**Assigned task**
Check each line of the entries below for the word "this", then report how many have it, with no other words.

**Data records for software interfaces**
"""

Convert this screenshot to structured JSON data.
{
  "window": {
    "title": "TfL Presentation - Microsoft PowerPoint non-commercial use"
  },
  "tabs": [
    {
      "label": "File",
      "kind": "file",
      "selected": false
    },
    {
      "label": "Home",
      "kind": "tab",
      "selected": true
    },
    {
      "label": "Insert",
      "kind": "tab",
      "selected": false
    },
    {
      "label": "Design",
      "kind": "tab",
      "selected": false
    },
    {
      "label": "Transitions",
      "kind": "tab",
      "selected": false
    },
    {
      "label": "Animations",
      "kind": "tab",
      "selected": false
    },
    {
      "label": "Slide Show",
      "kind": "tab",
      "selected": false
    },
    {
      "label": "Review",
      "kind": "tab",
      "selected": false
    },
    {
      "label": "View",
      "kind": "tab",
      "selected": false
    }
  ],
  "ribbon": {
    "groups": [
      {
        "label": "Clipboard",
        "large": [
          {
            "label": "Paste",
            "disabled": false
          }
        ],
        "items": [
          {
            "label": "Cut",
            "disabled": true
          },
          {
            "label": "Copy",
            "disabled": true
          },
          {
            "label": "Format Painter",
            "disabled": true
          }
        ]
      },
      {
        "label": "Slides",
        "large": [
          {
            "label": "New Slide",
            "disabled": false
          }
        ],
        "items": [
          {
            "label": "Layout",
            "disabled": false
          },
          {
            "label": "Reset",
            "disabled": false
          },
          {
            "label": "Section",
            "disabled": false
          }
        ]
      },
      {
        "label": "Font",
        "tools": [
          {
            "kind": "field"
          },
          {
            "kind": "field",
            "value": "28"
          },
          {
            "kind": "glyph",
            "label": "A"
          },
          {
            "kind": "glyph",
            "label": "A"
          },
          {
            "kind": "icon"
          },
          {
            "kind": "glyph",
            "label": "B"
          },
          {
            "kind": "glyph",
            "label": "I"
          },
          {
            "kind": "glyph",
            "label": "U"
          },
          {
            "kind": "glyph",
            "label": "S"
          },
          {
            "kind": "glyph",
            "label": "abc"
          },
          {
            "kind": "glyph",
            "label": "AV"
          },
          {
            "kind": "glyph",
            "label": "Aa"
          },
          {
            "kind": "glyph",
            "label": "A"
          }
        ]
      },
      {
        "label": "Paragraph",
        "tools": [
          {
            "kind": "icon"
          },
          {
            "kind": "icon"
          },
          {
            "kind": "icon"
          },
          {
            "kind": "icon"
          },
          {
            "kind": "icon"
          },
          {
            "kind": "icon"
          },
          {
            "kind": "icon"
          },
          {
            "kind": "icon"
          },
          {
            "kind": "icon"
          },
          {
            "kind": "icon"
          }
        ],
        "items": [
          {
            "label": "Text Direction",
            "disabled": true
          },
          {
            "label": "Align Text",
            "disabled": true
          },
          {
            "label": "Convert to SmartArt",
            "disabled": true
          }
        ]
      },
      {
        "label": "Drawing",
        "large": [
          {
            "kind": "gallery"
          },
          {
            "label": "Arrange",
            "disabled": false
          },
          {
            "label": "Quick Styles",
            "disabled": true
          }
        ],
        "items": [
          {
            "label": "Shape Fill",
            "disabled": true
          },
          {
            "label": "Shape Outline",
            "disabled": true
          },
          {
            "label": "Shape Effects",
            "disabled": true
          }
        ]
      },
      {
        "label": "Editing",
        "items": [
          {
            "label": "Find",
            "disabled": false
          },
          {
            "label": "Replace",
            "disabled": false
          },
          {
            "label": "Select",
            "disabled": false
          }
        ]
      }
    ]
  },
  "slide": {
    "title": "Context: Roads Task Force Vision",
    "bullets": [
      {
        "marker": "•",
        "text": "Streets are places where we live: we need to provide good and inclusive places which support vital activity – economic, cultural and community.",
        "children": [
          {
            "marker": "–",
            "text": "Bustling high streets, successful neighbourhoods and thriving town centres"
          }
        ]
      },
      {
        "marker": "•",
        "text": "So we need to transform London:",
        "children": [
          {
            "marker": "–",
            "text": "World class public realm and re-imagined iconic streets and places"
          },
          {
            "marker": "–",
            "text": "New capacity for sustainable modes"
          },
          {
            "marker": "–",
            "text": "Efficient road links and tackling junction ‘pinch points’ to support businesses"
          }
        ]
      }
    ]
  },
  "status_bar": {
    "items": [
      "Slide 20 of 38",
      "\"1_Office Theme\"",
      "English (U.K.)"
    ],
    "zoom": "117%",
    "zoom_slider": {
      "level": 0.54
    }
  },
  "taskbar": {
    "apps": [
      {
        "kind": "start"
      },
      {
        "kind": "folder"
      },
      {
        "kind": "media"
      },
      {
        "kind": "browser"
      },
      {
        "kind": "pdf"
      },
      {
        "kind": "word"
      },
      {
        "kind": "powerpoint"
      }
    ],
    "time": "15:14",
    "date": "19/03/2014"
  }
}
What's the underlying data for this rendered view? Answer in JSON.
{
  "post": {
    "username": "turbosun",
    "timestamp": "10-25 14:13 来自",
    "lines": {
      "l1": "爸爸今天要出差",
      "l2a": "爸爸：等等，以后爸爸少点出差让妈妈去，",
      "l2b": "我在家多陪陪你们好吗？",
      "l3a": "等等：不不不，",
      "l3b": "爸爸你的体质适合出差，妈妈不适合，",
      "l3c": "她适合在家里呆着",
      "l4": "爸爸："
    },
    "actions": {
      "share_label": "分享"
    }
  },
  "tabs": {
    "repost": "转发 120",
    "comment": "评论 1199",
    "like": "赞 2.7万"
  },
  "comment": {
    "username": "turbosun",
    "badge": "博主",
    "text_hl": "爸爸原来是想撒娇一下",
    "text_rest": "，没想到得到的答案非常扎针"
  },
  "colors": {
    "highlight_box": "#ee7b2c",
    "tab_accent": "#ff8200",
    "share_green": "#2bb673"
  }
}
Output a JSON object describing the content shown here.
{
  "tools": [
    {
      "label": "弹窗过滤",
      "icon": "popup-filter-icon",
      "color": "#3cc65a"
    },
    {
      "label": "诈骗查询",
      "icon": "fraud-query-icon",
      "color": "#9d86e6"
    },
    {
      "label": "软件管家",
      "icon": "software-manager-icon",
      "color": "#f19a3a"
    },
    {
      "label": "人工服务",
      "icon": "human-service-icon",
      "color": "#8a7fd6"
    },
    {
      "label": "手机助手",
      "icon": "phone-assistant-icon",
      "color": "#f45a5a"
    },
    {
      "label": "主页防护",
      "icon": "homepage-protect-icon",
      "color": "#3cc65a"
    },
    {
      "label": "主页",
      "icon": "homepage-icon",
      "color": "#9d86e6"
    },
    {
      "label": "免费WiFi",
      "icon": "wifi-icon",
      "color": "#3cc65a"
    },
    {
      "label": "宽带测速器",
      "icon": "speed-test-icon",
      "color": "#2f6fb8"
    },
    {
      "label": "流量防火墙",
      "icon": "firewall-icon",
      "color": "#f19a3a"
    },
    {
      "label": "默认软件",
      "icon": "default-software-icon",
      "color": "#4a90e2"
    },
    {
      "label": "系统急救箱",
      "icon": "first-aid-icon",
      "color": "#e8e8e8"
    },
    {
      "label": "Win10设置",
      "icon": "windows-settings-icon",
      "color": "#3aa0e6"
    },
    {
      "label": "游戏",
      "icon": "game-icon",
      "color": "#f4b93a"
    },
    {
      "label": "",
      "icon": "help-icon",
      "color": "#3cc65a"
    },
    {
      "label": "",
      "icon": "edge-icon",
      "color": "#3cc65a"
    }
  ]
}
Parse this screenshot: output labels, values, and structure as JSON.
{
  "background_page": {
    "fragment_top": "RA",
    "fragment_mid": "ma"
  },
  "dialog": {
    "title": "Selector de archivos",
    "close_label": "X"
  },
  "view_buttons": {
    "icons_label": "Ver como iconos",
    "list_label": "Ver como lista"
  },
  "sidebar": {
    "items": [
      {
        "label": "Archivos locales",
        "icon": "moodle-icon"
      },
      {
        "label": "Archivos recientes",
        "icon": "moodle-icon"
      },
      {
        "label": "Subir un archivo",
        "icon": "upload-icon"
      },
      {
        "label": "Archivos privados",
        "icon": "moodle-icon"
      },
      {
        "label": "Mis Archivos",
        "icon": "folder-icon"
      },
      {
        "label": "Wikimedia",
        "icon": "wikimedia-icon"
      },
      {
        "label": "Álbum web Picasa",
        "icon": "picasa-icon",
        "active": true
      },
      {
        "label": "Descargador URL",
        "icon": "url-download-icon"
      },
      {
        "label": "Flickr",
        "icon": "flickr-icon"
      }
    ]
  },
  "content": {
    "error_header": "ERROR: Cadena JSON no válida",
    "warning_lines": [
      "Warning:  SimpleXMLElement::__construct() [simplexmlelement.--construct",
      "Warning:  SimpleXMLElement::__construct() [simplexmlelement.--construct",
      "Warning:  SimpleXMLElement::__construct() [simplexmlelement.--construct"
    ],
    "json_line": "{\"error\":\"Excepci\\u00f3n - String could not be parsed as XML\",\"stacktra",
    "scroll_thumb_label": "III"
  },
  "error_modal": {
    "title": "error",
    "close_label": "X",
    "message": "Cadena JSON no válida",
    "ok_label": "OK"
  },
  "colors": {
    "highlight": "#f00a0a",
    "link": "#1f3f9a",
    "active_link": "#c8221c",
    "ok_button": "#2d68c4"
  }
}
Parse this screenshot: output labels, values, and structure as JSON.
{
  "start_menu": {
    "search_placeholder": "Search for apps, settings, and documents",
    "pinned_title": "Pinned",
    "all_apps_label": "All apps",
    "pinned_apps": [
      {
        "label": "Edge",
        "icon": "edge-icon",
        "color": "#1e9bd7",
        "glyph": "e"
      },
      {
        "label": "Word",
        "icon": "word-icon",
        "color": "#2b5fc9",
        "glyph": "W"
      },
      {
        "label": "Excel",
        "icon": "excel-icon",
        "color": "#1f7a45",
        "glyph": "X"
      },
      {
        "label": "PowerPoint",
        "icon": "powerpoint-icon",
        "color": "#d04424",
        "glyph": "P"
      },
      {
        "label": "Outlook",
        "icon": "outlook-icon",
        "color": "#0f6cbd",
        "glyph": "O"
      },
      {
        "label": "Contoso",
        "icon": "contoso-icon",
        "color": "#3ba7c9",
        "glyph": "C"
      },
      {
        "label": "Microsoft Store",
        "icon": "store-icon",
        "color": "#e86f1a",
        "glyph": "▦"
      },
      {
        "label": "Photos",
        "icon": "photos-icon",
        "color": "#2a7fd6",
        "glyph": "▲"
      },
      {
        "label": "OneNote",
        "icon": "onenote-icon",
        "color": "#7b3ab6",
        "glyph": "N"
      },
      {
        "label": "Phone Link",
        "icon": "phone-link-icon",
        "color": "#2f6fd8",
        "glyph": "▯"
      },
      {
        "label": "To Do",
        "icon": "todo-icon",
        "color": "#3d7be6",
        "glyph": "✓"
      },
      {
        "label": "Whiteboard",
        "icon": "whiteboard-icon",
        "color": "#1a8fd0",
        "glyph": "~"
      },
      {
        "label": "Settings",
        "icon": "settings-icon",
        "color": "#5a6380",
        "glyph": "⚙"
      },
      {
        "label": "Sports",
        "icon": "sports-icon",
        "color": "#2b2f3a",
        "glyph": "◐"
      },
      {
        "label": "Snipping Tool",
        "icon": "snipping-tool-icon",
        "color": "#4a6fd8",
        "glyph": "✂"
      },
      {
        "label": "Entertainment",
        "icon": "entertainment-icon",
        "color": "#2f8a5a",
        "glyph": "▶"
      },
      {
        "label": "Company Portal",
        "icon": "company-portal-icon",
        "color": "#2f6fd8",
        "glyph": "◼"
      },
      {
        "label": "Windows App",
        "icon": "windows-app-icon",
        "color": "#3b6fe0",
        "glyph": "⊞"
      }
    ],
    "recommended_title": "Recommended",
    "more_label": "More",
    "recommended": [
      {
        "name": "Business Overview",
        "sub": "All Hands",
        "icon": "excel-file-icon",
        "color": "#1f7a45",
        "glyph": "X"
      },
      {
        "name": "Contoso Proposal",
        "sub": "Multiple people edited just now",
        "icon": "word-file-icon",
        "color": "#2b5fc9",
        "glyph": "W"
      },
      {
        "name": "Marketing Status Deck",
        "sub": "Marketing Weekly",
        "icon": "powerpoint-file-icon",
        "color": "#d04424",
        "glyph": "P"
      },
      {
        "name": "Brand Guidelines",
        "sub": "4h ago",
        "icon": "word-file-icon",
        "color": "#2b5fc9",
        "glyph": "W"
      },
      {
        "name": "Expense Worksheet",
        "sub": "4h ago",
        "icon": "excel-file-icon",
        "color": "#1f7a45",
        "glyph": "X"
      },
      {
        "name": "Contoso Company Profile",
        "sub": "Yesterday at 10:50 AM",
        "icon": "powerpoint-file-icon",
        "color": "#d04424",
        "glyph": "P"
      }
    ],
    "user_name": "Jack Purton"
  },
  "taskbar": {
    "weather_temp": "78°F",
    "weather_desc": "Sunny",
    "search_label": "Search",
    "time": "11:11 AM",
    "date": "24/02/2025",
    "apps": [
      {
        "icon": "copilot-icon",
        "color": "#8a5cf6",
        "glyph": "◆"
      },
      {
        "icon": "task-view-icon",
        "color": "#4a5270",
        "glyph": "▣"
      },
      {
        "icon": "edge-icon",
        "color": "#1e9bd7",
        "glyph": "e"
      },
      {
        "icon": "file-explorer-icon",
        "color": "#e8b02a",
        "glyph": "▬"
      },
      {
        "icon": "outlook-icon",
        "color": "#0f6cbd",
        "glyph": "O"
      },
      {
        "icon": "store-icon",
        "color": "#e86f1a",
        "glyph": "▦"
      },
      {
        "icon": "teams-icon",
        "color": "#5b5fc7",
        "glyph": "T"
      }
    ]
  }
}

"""

**Answer below**
4